If the soiling cannot be removed by damp cloth and mild soap, the next best thing is baking soda. Its mild abrasive texture helps remove scuffs and stains. This is most effective for cleaning old vinyl that has accumulated dust, stains, and scratches and needs a more thorough cleaning. This method should not be overused because it has a tendency to permanently dull the vinyl's shine.

When the situation gets tougher and stains don't just come from dust but also from cosmetics, oil paint, ink, and shoe marks, an alternative solution is to clean it with synthetic turpentine, mineral spirits, or hydrogen peroxide. Vinyl cleaners sold in auto stores or furniture stores can also help clean vinyl. These solvents are made from mild chemicals that can work on tough stains without damaging the vinyl.


How to Install Vinyl Decals

Tools Needed:

Glass cleaner, paper towels, masking tape, squeegee, Exact-O Knife or scissors.

Preparation:

Using glass cleaner, thoroughly clean the windows and allow to completely dry. For best results, we recommend outside temperatures be over 65˚F with low humidity. Read instructions thoroughly. Dry installation only.

Your Lettering Will Arrive With Three Layers:
The top layer is masking tape, which holds the letters in place for easy installation.
The middle layer is the Vinyl Lettering.
The bottom layer is the white wax paper backing, which protects the Vinyl Lettering and the adhesive.

Step 1

Place the lettering on a clean, flat surface with the white wax paper backing facing you. Run a squeegee over the wax backing with even pressure to secure the lettering to the masking tape.

Step 2

Using a tape measure, measure your surface area to find the center point or desired location for installation.

Step 3

Place the lettering sheet against the surface, with the masking tape facing you and the backing still on. Place a strip of masking tape down the center (between the letters if possible). Secure with tape in all four corners.

Step 4

Choose one side of the sheet to start and remove the corner tape. Gently and slowly pull away the backing at a 45˚ angle to prevent stretching or tearing. Stop when you reach the center tape line. Tear off the loose backing and discard.

Step 5

Carefully place the exposed lettering against the surface and squeegee firmly in both vertical and horizontal directions, starting from the center and working outward. The squeegee should stay in direct contact with the surface of the vinyl as much as possible in order to prevent air bubbles.

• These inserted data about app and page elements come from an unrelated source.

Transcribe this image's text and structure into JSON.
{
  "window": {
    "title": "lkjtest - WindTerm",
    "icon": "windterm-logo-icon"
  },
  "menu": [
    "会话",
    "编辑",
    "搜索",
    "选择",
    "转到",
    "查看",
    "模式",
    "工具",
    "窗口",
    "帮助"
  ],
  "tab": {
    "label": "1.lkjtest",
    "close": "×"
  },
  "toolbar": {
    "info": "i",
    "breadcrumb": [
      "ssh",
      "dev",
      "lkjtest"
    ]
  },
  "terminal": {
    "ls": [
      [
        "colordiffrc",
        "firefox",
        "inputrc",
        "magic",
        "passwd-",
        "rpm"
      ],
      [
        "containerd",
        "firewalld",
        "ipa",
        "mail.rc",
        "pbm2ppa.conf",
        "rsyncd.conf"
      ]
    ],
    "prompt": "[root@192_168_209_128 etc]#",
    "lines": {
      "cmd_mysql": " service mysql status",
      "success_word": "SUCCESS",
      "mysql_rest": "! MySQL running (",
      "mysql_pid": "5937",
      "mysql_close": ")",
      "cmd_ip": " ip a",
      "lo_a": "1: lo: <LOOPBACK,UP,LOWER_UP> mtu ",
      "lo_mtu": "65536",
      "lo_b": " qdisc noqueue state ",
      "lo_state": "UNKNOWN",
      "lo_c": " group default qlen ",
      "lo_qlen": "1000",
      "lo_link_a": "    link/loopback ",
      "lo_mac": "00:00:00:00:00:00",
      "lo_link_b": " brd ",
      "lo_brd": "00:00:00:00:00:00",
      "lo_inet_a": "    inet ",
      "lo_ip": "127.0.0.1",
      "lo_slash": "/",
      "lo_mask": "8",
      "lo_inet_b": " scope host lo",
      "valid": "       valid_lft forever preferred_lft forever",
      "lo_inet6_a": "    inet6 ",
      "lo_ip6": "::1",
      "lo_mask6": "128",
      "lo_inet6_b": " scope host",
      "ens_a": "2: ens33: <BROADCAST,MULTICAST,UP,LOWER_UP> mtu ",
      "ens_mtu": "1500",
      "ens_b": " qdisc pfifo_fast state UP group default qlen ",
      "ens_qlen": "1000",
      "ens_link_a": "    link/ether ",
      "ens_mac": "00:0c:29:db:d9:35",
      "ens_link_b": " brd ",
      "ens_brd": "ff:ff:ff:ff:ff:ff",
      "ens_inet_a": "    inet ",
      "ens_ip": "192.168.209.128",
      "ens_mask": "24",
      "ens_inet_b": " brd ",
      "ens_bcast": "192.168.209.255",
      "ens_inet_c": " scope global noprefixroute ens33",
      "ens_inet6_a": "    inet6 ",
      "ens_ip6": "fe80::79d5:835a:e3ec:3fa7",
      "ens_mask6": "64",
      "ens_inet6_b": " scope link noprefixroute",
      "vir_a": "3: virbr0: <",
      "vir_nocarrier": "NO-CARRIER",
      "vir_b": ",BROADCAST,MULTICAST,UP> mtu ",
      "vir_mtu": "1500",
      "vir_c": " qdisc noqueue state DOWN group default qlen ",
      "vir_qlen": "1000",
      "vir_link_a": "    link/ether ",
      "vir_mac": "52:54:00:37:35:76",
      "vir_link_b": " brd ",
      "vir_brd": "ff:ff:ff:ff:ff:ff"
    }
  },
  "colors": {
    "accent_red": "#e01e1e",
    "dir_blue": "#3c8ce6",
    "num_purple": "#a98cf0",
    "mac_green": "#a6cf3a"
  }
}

Step 6

Remove the corner tape from the other side. Gently and slowly pull away the remaining backing at a 45˚ angle to prevent stretching or tearing. Carefully remove any remaining tape and discard.

Step 7

Firmly apply the remaining lettering. Squeegee over the entire decal in both vertical and horizontal directions.

Step 8

When finished, very gently peel away the top layer of masking tape at a 45˚ angle.

Step 9

You're done! Once the installation is complete, all that should remain is your custom Vinyl Lettering.

Perfecting Your Vinyl Lettering:

Most air bubbles can be pushed towards the edge and outwards. If any air bubbles remain, an Exact-o knife (or any object with a sharp point) can be used to gently punch a hole in the bubble to release the air. Gently press down with your finger. Full cure time is 4 to 8 days. Do not use any cleaning products on the surface until the lettering has completely cured.

Color Chart

Colors may not appear totally accurate due to monitor variations.


vinyl color chart 2 Vinyl2Envy